Sputnik 1 mockup - NASA image
In 1957 the United States was slowly but surely developing capabilities for launching a satellite into orbit in the spring of 1958 as part of the International Geophysical Year (IGY). The US government knew much more about Soviet progress in space technology than the man in the street, but government officials as well as the general public were shocked on 4 October 1957 when news flashed that the first artificial satellite to orbit the Earth had been successfully launched by the USSR. The satellite weighed 184 pounds, was twice the size of a basketball, and completed each elliptical orbit in 96 minutes. Americans could view Sputnik (Russian for “traveling companion of the Earth”) in the night sky and could hear its beeping on short wave radios, signals that were recorded and broadcast to a wider audience on radio and TV.
“The real significance of the news for me,” wrote MIT’s James R. Killian (SB, 1926; President, 1948-1959), “lay in two key words: ‘Russian’ and ‘184-pound.’ [W]hat I felt most keenly was the affront to my national pride.” Nearly everyone in the western world had assumed that US technology was so far advanced that it had no serious rival. National security, as well as international prestige, was apparently at stake. The satellite itself did not pose a tangible threat. But Sputnik’s surprisingly hefty weight meant that the rocket used to launch it had sufficient thrust to propel a nuclear bomb into the upper atmosphere, putting possible American targets at risk.

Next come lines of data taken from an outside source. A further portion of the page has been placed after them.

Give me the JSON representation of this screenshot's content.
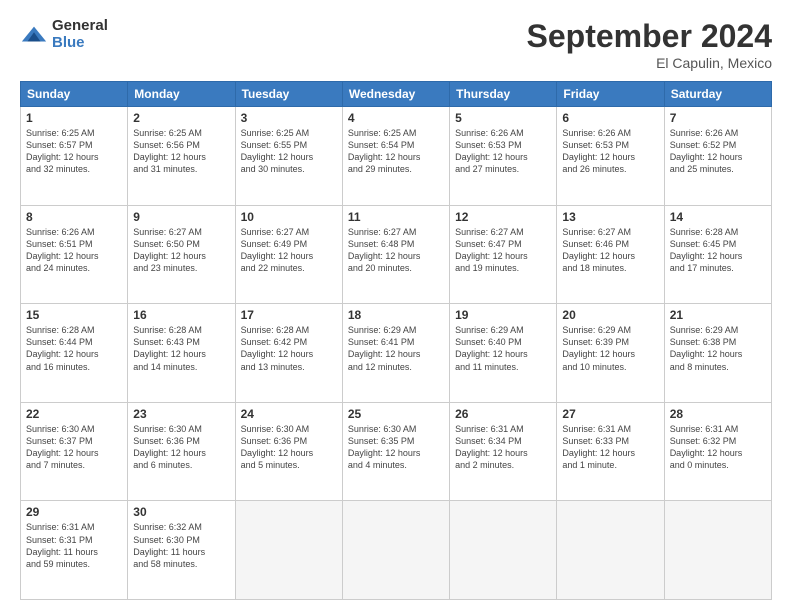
{
  "logo": {
    "general": "General",
    "blue": "Blue"
  },
  "header": {
    "month": "September 2024",
    "location": "El Capulin, Mexico"
  },
  "weekdays": [
    "Sunday",
    "Monday",
    "Tuesday",
    "Wednesday",
    "Thursday",
    "Friday",
    "Saturday"
  ],
  "weeks": [
    [
      {
        "day": "1",
        "info": "Sunrise: 6:25 AM\nSunset: 6:57 PM\nDaylight: 12 hours\nand 32 minutes."
      },
      {
        "day": "2",
        "info": "Sunrise: 6:25 AM\nSunset: 6:56 PM\nDaylight: 12 hours\nand 31 minutes."
      },
      {
        "day": "3",
        "info": "Sunrise: 6:25 AM\nSunset: 6:55 PM\nDaylight: 12 hours\nand 30 minutes."
      },
      {
        "day": "4",
        "info": "Sunrise: 6:25 AM\nSunset: 6:54 PM\nDaylight: 12 hours\nand 29 minutes."
      },
      {
        "day": "5",
        "info": "Sunrise: 6:26 AM\nSunset: 6:53 PM\nDaylight: 12 hours\nand 27 minutes."
      },
      {
        "day": "6",
        "info": "Sunrise: 6:26 AM\nSunset: 6:53 PM\nDaylight: 12 hours\nand 26 minutes."
      },
      {
        "day": "7",
        "info": "Sunrise: 6:26 AM\nSunset: 6:52 PM\nDaylight: 12 hours\nand 25 minutes."
      }
    ],
    [
      {
        "day": "8",
        "info": "Sunrise: 6:26 AM\nSunset: 6:51 PM\nDaylight: 12 hours\nand 24 minutes."
      },
      {
        "day": "9",
        "info": "Sunrise: 6:27 AM\nSunset: 6:50 PM\nDaylight: 12 hours\nand 23 minutes."
      },
      {
        "day": "10",
        "info": "Sunrise: 6:27 AM\nSunset: 6:49 PM\nDaylight: 12 hours\nand 22 minutes."
      },
      {
        "day": "11",
        "info": "Sunrise: 6:27 AM\nSunset: 6:48 PM\nDaylight: 12 hours\nand 20 minutes."
      },
      {
        "day": "12",
        "info": "Sunrise: 6:27 AM\nSunset: 6:47 PM\nDaylight: 12 hours\nand 19 minutes."
      },
      {
        "day": "13",
        "info": "Sunrise: 6:27 AM\nSunset: 6:46 PM\nDaylight: 12 hours\nand 18 minutes."
      },
      {
        "day": "14",
        "info": "Sunrise: 6:28 AM\nSunset: 6:45 PM\nDaylight: 12 hours\nand 17 minutes."
      }
    ],
    [
      {
        "day": "15",
        "info": "Sunrise: 6:28 AM\nSunset: 6:44 PM\nDaylight: 12 hours\nand 16 minutes."
      },
      {
        "day": "16",
        "info": "Sunrise: 6:28 AM\nSunset: 6:43 PM\nDaylight: 12 hours\nand 14 minutes."
      },
      {
        "day": "17",
        "info": "Sunrise: 6:28 AM\nSunset: 6:42 PM\nDaylight: 12 hours\nand 13 minutes."
      },
      {
        "day": "18",
        "info": "Sunrise: 6:29 AM\nSunset: 6:41 PM\nDaylight: 12 hours\nand 12 minutes."
      },
      {
        "day": "19",
        "info": "Sunrise: 6:29 AM\nSunset: 6:40 PM\nDaylight: 12 hours\nand 11 minutes."
      },
      {
        "day": "20",
        "info": "Sunrise: 6:29 AM\nSunset: 6:39 PM\nDaylight: 12 hours\nand 10 minutes."
      },
      {
        "day": "21",
        "info": "Sunrise: 6:29 AM\nSunset: 6:38 PM\nDaylight: 12 hours\nand 8 minutes."
      }
    ],
    [
      {
        "day": "22",
        "info": "Sunrise: 6:30 AM\nSunset: 6:37 PM\nDaylight: 12 hours\nand 7 minutes."
      },
      {
        "day": "23",
        "info": "Sunrise: 6:30 AM\nSunset: 6:36 PM\nDaylight: 12 hours\nand 6 minutes."
      },
      {
        "day": "24",
        "info": "Sunrise: 6:30 AM\nSunset: 6:36 PM\nDaylight: 12 hours\nand 5 minutes."
      },
      {
        "day": "25",
        "info": "Sunrise: 6:30 AM\nSunset: 6:35 PM\nDaylight: 12 hours\nand 4 minutes."
      },
      {
        "day": "26",
        "info": "Sunrise: 6:31 AM\nSunset: 6:34 PM\nDaylight: 12 hours\nand 2 minutes."
      },
      {
        "day": "27",
        "info": "Sunrise: 6:31 AM\nSunset: 6:33 PM\nDaylight: 12 hours\nand 1 minute."
      },
      {
        "day": "28",
        "info": "Sunrise: 6:31 AM\nSunset: 6:32 PM\nDaylight: 12 hours\nand 0 minutes."
      }
    ],
    [
      {
        "day": "29",
        "info": "Sunrise: 6:31 AM\nSunset: 6:31 PM\nDaylight: 11 hours\nand 59 minutes."
      },
      {
        "day": "30",
        "info": "Sunrise: 6:32 AM\nSunset: 6:30 PM\nDaylight: 11 hours\nand 58 minutes."
      },
      {
        "day": "",
        "info": ""
      },
      {
        "day": "",
        "info": ""
      },
      {
        "day": "",
        "info": ""
      },
      {
        "day": "",
        "info": ""
      },
      {
        "day": "",
        "info": ""
      }
    ]
  ]
}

Science Advisory Committee, 1960
James R. Killian, center
President Dwight D. Eisenhower strove to calm public fears by enlisting scientists to advise the White House directly on space and defense programs and to recommend ways for bolstering American science and technology. In November 1957 he announced that Killian would become the first Special Assistant to the President for Science and Technology. Killian’s new responsibilities in Washington included organizing and chairing the President’s Science Advisory Committee (PSAC), with direct access to the highest levels of government. The 11 December 1957 message reproduced here, regarding the newly created Advanced Research Projects Agency (ARPA) reflects the urgency felt by scientists and officials involved in organizing against the perceived Soviet threat. The nervous excitement engendered by Sputnik resulted in a major push to improve science education in the US.
MIT has remained involved in space technology, including, for example, the development of an interplanetary laser communication link between Mars-based robotic spacecraft and controllers stationed on Earth. James R. Killian’s Papers (MC 423) are available for research in the MIT Institute Archives and Special Collections, as well as his memoir, Sputnik, Scientists, and Eisenhower: A Memoir of the First Special Assistant to the President for Science and Technology (Cambridge: MIT Press, 1977). Other space-related collections include the Robert C. Seamans, Jr. Papers (MC 247) and the Records of the MIT Department of Aeronautics and Astronautics (AC 43).
Object of the Month: October 2007
MIT Institute Archives